Vincent Dethier once wrote, "...there has never seemed to be a taboo against pulling off the legs or wings of flies. Most children eventually outgrow this behavior. Those who do not either come to a bad end or become biologists."
Three decades ago, Ted took the latter of the Dethier's two paths, and ended up as a Board Certified Entomologist with a Master's Degree in urban entomology. Along the way he has worked as the senior manager responsible for training at a large, regional pest control company, and served as an entomology officer in the US Army. He has worked in the United States, Haiti, Japan, South Korea, Singapore, and the British Indian Ocean Territory (Diego Garcia).
Whereas some scientists are interested in research and discovery, and others are interested in innovations and application, Ted's passion is for education.
As the training manager at a large, regional pest control company, he was able to put science education into practice, creating and facilitating performance-orientated courses for employees, using student-centered educational techniques. Pest control is a highly technical field, and Ted built classes on introductory biology, entomology, and pesticide toxicology in order to prepare employees to succeed in the field. As a result, new technicians had a 99% pass rate on the Wisconsin Pesticide Applicator test, compared to the state average of approximately 70%, and one of his programs won the Board Certified Entomologists of Mid-America Educational Project Award. But the best reward of all was the number of people he inspired to take an interest in entomology and the world around them.
His only regret was that he was not able to get to his students earlier in life, during adolescence, and inspire them to appreciate science then. Now, he is working toward gaining his teaching certification in Wisconsin, and will soon be in a high school or middle school classroom, living the dream of a biologist whose passion is education.
When Darwin traveled to the Galapagos Islands, he didn't have a camera to document the new species he discovered. He had to draw pictures of them. Once, scientists were trained in the arts; now those in STEM and those in the humanities compete for university funding and eye each other suspiciously, to everyone's loss.

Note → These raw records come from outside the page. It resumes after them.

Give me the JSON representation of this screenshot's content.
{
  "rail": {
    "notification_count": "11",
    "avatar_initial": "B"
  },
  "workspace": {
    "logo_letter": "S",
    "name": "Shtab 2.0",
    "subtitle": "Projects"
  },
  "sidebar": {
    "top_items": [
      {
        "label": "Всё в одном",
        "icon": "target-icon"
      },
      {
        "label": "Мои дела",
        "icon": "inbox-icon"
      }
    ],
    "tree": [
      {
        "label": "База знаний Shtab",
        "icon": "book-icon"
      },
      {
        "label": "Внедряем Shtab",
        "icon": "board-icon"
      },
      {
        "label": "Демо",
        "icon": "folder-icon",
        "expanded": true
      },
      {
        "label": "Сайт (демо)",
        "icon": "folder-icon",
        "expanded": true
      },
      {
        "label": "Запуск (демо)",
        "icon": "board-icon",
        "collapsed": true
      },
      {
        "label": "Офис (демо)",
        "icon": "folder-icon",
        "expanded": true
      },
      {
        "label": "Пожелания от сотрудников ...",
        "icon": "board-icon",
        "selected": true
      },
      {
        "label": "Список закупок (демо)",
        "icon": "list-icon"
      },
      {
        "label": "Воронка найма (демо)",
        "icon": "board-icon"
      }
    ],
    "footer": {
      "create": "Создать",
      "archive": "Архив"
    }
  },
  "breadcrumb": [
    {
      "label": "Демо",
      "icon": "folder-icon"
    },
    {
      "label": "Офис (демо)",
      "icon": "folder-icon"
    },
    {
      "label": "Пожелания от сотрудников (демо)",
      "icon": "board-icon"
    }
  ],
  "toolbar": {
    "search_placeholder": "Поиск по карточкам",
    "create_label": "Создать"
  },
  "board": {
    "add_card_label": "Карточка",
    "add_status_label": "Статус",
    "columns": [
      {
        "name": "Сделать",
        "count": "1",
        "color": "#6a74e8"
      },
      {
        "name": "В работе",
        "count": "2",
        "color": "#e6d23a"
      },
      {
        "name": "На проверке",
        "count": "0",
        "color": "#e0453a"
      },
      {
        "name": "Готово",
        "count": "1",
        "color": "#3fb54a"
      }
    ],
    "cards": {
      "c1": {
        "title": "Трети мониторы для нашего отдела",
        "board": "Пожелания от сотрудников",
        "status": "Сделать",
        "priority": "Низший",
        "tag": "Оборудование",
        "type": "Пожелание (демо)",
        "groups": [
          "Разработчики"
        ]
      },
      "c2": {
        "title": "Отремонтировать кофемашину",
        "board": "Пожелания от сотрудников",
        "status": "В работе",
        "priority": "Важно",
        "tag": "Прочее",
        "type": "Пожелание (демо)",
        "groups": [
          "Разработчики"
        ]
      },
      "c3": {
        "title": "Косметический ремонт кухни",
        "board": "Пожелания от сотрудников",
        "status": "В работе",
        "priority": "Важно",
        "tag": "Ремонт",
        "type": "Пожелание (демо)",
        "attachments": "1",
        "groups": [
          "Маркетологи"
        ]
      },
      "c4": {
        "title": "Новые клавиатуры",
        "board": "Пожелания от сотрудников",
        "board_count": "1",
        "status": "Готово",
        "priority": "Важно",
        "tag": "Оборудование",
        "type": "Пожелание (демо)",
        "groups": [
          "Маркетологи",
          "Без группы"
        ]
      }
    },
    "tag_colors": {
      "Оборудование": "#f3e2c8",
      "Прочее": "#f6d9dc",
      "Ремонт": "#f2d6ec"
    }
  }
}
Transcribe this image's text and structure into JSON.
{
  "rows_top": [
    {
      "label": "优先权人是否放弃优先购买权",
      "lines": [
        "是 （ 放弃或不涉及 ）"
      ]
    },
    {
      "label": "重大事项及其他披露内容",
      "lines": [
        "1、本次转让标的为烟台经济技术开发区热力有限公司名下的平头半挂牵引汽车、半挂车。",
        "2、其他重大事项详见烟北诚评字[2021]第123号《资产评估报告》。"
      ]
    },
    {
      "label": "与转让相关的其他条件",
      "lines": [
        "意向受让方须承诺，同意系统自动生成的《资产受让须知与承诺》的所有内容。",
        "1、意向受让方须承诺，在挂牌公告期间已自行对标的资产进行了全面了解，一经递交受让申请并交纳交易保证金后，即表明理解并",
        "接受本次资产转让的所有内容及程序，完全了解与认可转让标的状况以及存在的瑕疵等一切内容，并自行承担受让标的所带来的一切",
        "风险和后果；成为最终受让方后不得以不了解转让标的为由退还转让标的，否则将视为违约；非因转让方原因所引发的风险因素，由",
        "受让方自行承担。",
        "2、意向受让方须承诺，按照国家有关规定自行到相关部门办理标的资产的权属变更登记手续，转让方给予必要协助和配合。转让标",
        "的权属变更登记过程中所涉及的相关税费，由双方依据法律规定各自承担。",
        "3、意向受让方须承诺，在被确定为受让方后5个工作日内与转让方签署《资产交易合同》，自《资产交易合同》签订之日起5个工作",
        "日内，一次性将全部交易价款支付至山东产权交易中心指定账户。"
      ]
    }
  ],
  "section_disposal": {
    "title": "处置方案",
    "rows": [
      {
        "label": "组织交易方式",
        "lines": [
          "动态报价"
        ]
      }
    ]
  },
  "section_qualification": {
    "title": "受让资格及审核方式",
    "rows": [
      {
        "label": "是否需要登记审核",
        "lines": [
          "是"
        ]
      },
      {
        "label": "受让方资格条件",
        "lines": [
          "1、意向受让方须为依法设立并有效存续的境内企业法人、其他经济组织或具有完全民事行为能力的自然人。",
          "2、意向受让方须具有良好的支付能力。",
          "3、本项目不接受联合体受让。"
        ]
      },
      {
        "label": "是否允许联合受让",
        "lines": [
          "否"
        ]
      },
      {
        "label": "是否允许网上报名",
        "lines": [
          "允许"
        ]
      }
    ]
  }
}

Ted is a poet, with publications in Mosaic and Split Rock Review, and a fiction writer, with a short story in Leaping Clear. He has studied creative writing at the University of Wisconsin, Milwaukee, where he has tried to bridge the gap between science and the humanities.
He has also published extensively in popular and trade magazines, offering insights on how to safely and effectively control pests in and around homes and businesses.